## [The task]
Every line of the listing is to be printed again exactly.

## [Data supplied]
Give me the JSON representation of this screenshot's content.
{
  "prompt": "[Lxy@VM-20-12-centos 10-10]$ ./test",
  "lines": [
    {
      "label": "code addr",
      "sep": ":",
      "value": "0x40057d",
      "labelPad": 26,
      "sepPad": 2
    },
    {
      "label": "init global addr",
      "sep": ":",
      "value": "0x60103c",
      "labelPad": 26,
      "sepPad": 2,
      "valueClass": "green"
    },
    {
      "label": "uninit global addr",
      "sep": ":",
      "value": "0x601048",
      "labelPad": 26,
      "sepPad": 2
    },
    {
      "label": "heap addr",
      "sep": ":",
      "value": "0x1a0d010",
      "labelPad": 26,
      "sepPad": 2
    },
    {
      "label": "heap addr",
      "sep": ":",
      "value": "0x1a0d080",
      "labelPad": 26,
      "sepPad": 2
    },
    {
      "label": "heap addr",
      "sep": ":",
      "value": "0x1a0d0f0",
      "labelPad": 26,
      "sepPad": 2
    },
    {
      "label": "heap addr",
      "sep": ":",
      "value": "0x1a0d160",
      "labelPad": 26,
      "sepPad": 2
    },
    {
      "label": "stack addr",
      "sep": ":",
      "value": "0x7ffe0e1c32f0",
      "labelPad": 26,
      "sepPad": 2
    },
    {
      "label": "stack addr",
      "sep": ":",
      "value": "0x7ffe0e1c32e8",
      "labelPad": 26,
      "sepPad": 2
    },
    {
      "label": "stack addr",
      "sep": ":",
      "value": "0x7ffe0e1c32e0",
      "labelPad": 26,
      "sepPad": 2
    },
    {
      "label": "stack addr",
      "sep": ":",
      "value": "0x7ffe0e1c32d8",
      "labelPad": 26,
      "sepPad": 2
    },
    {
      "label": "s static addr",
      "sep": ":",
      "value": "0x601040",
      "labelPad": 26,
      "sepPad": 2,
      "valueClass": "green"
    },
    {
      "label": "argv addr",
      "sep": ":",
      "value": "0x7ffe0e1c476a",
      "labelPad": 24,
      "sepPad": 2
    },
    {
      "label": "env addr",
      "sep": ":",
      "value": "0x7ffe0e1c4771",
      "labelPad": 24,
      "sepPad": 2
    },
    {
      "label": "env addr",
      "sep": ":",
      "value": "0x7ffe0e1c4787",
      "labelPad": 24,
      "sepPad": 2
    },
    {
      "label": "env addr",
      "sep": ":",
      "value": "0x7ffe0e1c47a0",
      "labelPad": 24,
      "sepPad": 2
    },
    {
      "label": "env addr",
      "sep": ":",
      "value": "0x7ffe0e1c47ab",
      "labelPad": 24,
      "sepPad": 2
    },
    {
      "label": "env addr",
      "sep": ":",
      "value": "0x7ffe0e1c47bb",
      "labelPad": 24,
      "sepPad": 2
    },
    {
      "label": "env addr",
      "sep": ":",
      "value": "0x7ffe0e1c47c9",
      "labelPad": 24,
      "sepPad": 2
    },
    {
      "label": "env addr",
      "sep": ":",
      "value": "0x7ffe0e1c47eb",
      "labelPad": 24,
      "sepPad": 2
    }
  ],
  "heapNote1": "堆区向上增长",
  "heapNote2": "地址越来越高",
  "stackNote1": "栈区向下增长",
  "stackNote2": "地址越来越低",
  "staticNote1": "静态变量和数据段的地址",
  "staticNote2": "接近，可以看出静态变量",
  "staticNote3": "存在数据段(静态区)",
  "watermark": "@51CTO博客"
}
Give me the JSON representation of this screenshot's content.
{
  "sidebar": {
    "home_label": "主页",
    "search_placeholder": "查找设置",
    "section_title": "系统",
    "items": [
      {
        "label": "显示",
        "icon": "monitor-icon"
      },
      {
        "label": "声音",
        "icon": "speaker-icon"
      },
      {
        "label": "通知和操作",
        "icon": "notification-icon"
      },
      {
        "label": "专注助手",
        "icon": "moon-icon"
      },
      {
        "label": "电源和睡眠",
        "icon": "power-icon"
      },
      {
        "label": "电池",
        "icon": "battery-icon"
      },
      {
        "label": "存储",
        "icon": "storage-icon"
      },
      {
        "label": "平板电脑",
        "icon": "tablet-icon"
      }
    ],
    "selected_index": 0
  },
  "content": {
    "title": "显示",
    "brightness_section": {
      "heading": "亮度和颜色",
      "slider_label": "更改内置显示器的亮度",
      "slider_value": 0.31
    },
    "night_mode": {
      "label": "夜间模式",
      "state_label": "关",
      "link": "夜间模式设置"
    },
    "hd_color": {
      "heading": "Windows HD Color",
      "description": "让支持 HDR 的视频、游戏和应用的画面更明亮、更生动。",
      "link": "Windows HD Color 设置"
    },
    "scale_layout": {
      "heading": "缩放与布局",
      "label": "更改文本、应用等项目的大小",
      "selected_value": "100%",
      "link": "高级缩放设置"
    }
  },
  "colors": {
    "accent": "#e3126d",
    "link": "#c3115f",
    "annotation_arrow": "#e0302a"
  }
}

## [Result of the exercise]
Give me the JSON representation of this screenshot's content.
{
  "prompt": "[Lxy@VM-20-12-centos 10-10]$ ./test",
  "lines": [
    {
      "label": "code addr",
      "sep": ":",
      "value": "0x40057d",
      "labelPad": 26,
      "sepPad": 2
    },
    {
      "label": "init global addr",
      "sep": ":",
      "value": "0x60103c",
      "labelPad": 26,
      "sepPad": 2,
      "valueClass": "green"
    },
    {
      "label": "uninit global addr",
      "sep": ":",
      "value": "0x601048",
      "labelPad": 26,
      "sepPad": 2
    },
    {
      "label": "heap addr",
      "sep": ":",
      "value": "0x1a0d010",
      "labelPad": 26,
      "sepPad": 2
    },
    {
      "label": "heap addr",
      "sep": ":",
      "value": "0x1a0d080",
      "labelPad": 26,
      "sepPad": 2
    },
    {
      "label": "heap addr",
      "sep": ":",
      "value": "0x1a0d0f0",
      "labelPad": 26,
      "sepPad": 2
    },
    {
      "label": "heap addr",
      "sep": ":",
      "value": "0x1a0d160",
      "labelPad": 26,
      "sepPad": 2
    },
    {
      "label": "stack addr",
      "sep": ":",
      "value": "0x7ffe0e1c32f0",
      "labelPad": 26,
      "sepPad": 2
    },
    {
      "label": "stack addr",
      "sep": ":",
      "value": "0x7ffe0e1c32e8",
      "labelPad": 26,
      "sepPad": 2
    },
    {
      "label": "stack addr",
      "sep": ":",
      "value": "0x7ffe0e1c32e0",
      "labelPad": 26,
      "sepPad": 2
    },
    {
      "label": "stack addr",
      "sep": ":",
      "value": "0x7ffe0e1c32d8",
      "labelPad": 26,
      "sepPad": 2
    },
    {
      "label": "s static addr",
      "sep": ":",
      "value": "0x601040",
      "labelPad": 26,
      "sepPad": 2,
      "valueClass": "green"
    },
    {
      "label": "argv addr",
      "sep": ":",
      "value": "0x7ffe0e1c476a",
      "labelPad": 24,
      "sepPad": 2
    },
    {
      "label": "env addr",
      "sep": ":",
      "value": "0x7ffe0e1c4771",
      "labelPad": 24,
      "sepPad": 2
    },
    {
      "label": "env addr",
      "sep": ":",
      "value": "0x7ffe0e1c4787",
      "labelPad": 24,
      "sepPad": 2
    },
    {
      "label": "env addr",
      "sep": ":",
      "value": "0x7ffe0e1c47a0",
      "labelPad": 24,
      "sepPad": 2
    },
    {
      "label": "env addr",
      "sep": ":",
      "value": "0x7ffe0e1c47ab",
      "labelPad": 24,
      "sepPad": 2
    },
    {
      "label": "env addr",
      "sep": ":",
      "value": "0x7ffe0e1c47bb",
      "labelPad": 24,
      "sepPad": 2
    },
    {
      "label": "env addr",
      "sep": ":",
      "value": "0x7ffe0e1c47c9",
      "labelPad": 24,
      "sepPad": 2
    },
    {
      "label": "env addr",
      "sep": ":",
      "value": "0x7ffe0e1c47eb",
      "labelPad": 24,
      "sepPad": 2
    }
  ],
  "heapNote1": "堆区向上增长",
  "heapNote2": "地址越来越高",
  "stackNote1": "栈区向下增长",
  "stackNote2": "地址越来越低",
  "staticNote1": "静态变量和数据段的地址",
  "staticNote2": "接近，可以看出静态变量",
  "staticNote3": "存在数据段(静态区)",
  "watermark": "@51CTO博客"
}
Give me the JSON representation of this screenshot's content.
{
  "sidebar": {
    "home_label": "主页",
    "search_placeholder": "查找设置",
    "section_title": "系统",
    "items": [
      {
        "label": "显示",
        "icon": "monitor-icon"
      },
      {
        "label": "声音",
        "icon": "speaker-icon"
      },
      {
        "label": "通知和操作",
        "icon": "notification-icon"
      },
      {
        "label": "专注助手",
        "icon": "moon-icon"
      },
      {
        "label": "电源和睡眠",
        "icon": "power-icon"
      },
      {
        "label": "电池",
        "icon": "battery-icon"
      },
      {
        "label": "存储",
        "icon": "storage-icon"
      },
      {
        "label": "平板电脑",
        "icon": "tablet-icon"
      }
    ],
    "selected_index": 0
  },
  "content": {
    "title": "显示",
    "brightness_section": {
      "heading": "亮度和颜色",
      "slider_label": "更改内置显示器的亮度",
      "slider_value": 0.31
    },
    "night_mode": {
      "label": "夜间模式",
      "state_label": "关",
      "link": "夜间模式设置"
    },
    "hd_color": {
      "heading": "Windows HD Color",
      "description": "让支持 HDR 的视频、游戏和应用的画面更明亮、更生动。",
      "link": "Windows HD Color 设置"
    },
    "scale_layout": {
      "heading": "缩放与布局",
      "label": "更改文本、应用等项目的大小",
      "selected_value": "100%",
      "link": "高级缩放设置"
    }
  },
  "colors": {
    "accent": "#e3126d",
    "link": "#c3115f",
    "annotation_arrow": "#e0302a"
  }
}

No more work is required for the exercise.